We study patronage politics in authoritarian Vietnam, using an exhaustive panel of ranking officials from 2000 to 2010 to estimate their promotions' impact on infrastructure in their hometowns of patrilineal ancestry. Native officials' promotions lead to a broad range of hometown infrastructure improvement. Hometown favoritism is pervasive across all ranks, even among officials without budget authority, except among elected legislators. Favors are narrowly targeted toward small communes that have no political power, and are strengthened with bad local governance and strong local family values.
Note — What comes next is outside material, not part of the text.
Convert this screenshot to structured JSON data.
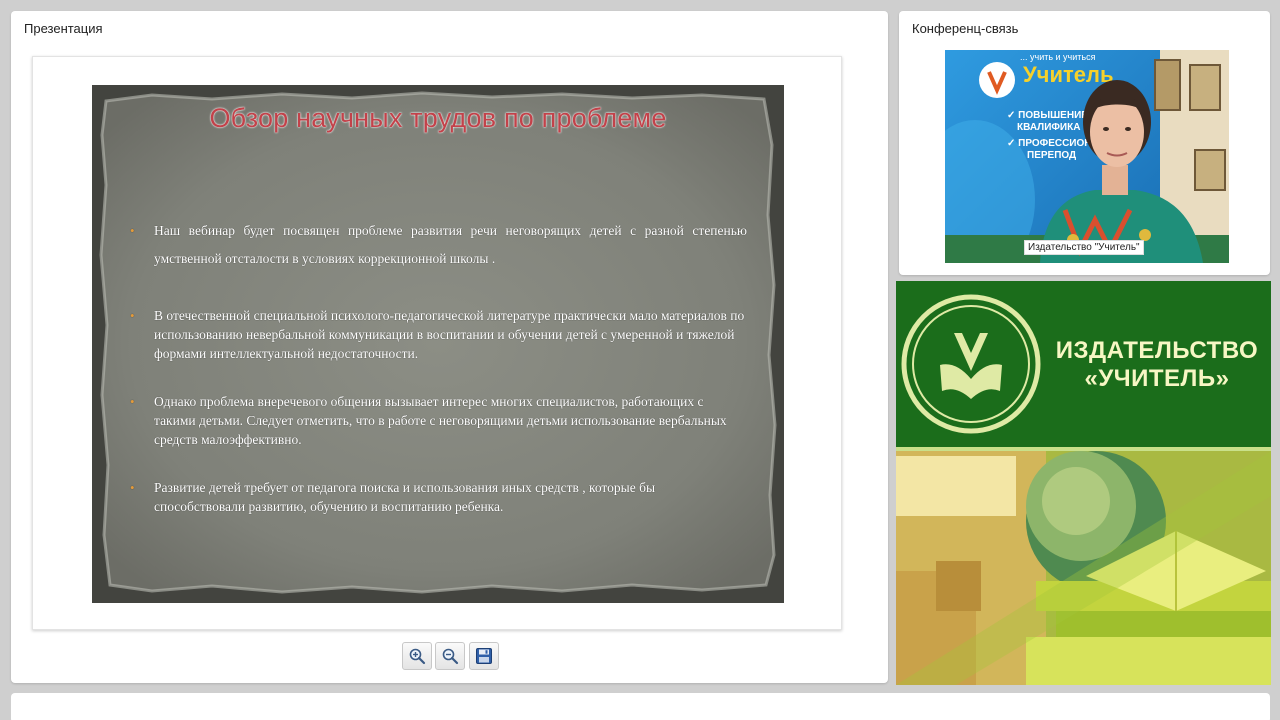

The evidence suggests a likely motive of social preferences for hometown.
"One Mandarin Benefits the Whole Clan: Hometown Favoritism in an Authoritarian Regime."
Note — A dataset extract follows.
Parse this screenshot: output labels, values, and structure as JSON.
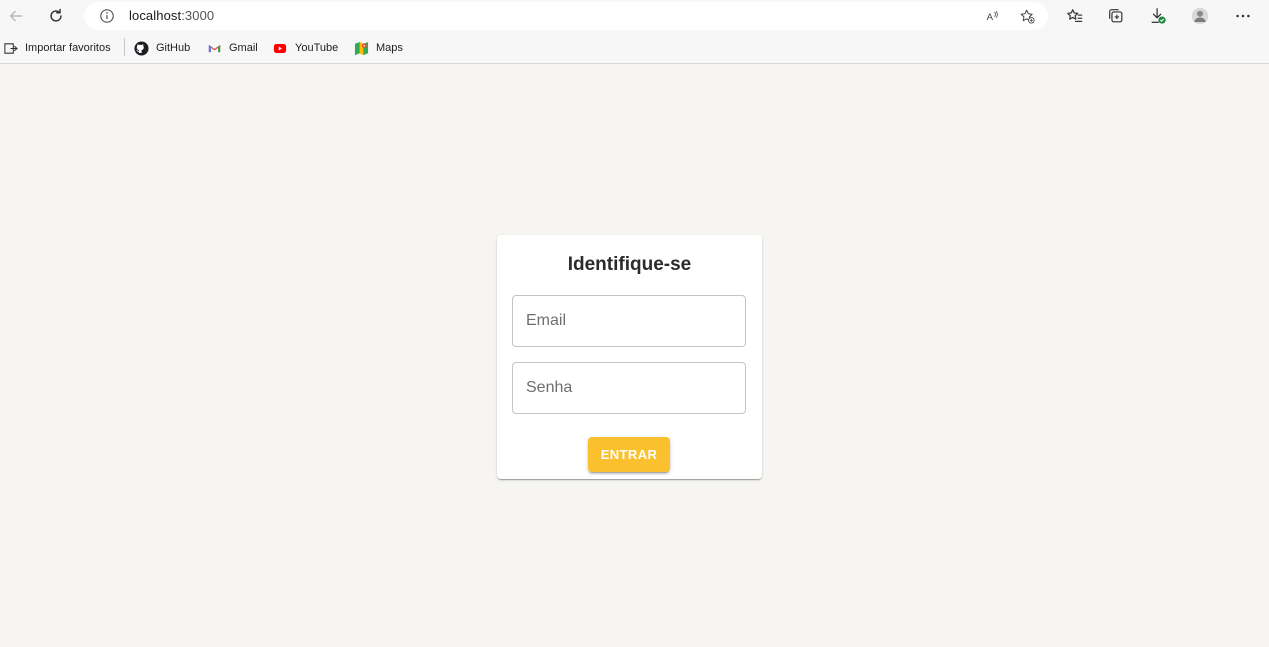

American Economic Journal: Applied Economics,
Political Processes: Rent-seeking, Lobbying, Elections, Legislatures, and Voting Behavior
State and Local Government: Other Expenditure Categories
Economic Development: Human Resources; Human Development; Income Distribution; Migration
Formal and Informal Sectors; Shadow Economy; Institutional Arrangements
Economic Development: Urban, Rural, Regional, and Transportation Analysis; Housing; Infrastructure
Socialist Systems and Transitional Economies: Urban, Rural, and Regional Economics
Economic Sociology; Economic Anthropology; Language; Social and Economic Stratification